### Directions
Type out each record word for word. Pictures stay out.

### Provided data
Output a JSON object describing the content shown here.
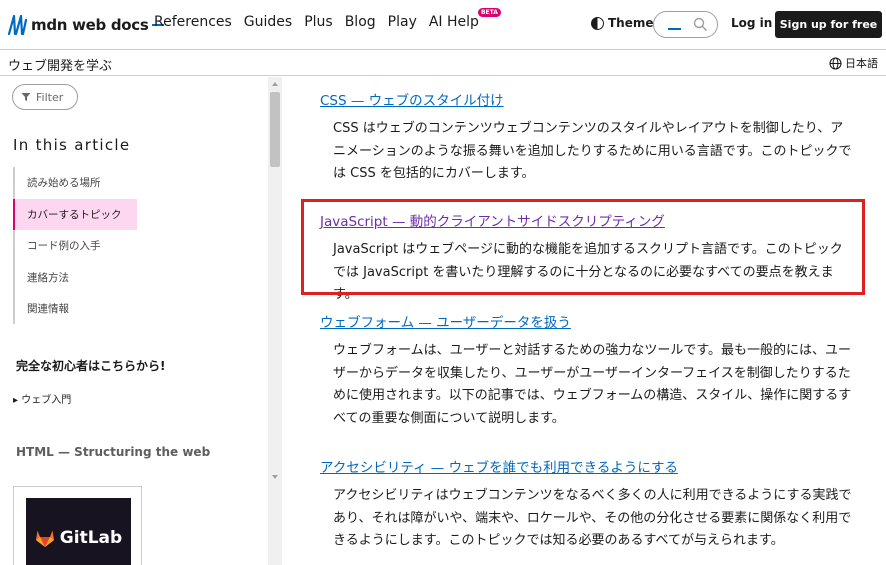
{
  "nav": {
    "logo": "mdn web docs",
    "links": [
      "References",
      "Guides",
      "Plus",
      "Blog",
      "Play",
      "AI Help"
    ],
    "beta_badge": "BETA",
    "theme": "Theme",
    "login": "Log in",
    "signup": "Sign up for free"
  },
  "breadcrumb": {
    "label": "ウェブ開発を学ぶ",
    "language": "日本語"
  },
  "sidebar": {
    "filter": "Filter",
    "toc_title": "In this article",
    "toc_items": [
      "読み始める場所",
      "カバーするトピック",
      "コード例の入手",
      "連絡方法",
      "関連情報"
    ],
    "active_index": 1,
    "beginner_heading": "完全な初心者はこちらから!",
    "web_intro": "ウェブ入門",
    "html_heading": "HTML — Structuring the web",
    "ad_brand": "GitLab"
  },
  "main": {
    "entries": [
      {
        "title": "CSS — ウェブのスタイル付け",
        "desc": "CSS はウェブのコンテンツウェブコンテンツのスタイルやレイアウトを制御したり、アニメーションのような振る舞いを追加したりするために用いる言語です。このトピックでは CSS を包括的にカバーします。"
      },
      {
        "title": "JavaScript — 動的クライアントサイドスクリプティング",
        "desc": "JavaScript はウェブページに動的な機能を追加するスクリプト言語です。このトピックでは JavaScript を書いたり理解するのに十分となるのに必要なすべての要点を教えます。"
      },
      {
        "title": "ウェブフォーム — ユーザーデータを扱う",
        "desc": "ウェブフォームは、ユーザーと対話するための強力なツールです。最も一般的には、ユーザーからデータを収集したり、ユーザーがユーザーインターフェイスを制御したりするために使用されます。以下の記事では、ウェブフォームの構造、スタイル、操作に関するすべての重要な側面について説明します。"
      },
      {
        "title": "アクセシビリティ — ウェブを誰でも利用できるようにする",
        "desc": "アクセシビリティはウェブコンテンツをなるべく多くの人に利用できるようにする実践であり、それは障がいや、端末や、ロケールや、その他の分化させる要素に関係なく利用できるようにします。このトピックでは知る必要のあるすべてが与えられます。"
      }
    ]
  },
  "colors": {
    "link": "#0069c2",
    "visited_link": "#6e2eac",
    "highlight_box": "#e02020",
    "active_toc_bg": "#fdd7f0"
  }
}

### Written response
Output a JSON object describing the content shown here.
{
  "nav": {
    "logo": "mdn web docs",
    "links": [
      "References",
      "Guides",
      "Plus",
      "Blog",
      "Play",
      "AI Help"
    ],
    "beta_badge": "BETA",
    "theme": "Theme",
    "login": "Log in",
    "signup": "Sign up for free"
  },
  "breadcrumb": {
    "label": "ウェブ開発を学ぶ",
    "language": "日本語"
  },
  "sidebar": {
    "filter": "Filter",
    "toc_title": "In this article",
    "toc_items": [
      "読み始める場所",
      "カバーするトピック",
      "コード例の入手",
      "連絡方法",
      "関連情報"
    ],
    "active_index": 1,
    "beginner_heading": "完全な初心者はこちらから!",
    "web_intro": "ウェブ入門",
    "html_heading": "HTML — Structuring the web",
    "ad_brand": "GitLab"
  },
  "main": {
    "entries": [
      {
        "title": "CSS — ウェブのスタイル付け",
        "desc": "CSS はウェブのコンテンツウェブコンテンツのスタイルやレイアウトを制御したり、アニメーションのような振る舞いを追加したりするために用いる言語です。このトピックでは CSS を包括的にカバーします。"
      },
      {
        "title": "JavaScript — 動的クライアントサイドスクリプティング",
        "desc": "JavaScript はウェブページに動的な機能を追加するスクリプト言語です。このトピックでは JavaScript を書いたり理解するのに十分となるのに必要なすべての要点を教えます。"
      },
      {
        "title": "ウェブフォーム — ユーザーデータを扱う",
        "desc": "ウェブフォームは、ユーザーと対話するための強力なツールです。最も一般的には、ユーザーからデータを収集したり、ユーザーがユーザーインターフェイスを制御したりするために使用されます。以下の記事では、ウェブフォームの構造、スタイル、操作に関するすべての重要な側面について説明します。"
      },
      {
        "title": "アクセシビリティ — ウェブを誰でも利用できるようにする",
        "desc": "アクセシビリティはウェブコンテンツをなるべく多くの人に利用できるようにする実践であり、それは障がいや、端末や、ロケールや、その他の分化させる要素に関係なく利用できるようにします。このトピックでは知る必要のあるすべてが与えられます。"
      }
    ]
  },
  "colors": {
    "link": "#0069c2",
    "visited_link": "#6e2eac",
    "highlight_box": "#e02020",
    "active_toc_bg": "#fdd7f0"
  }
}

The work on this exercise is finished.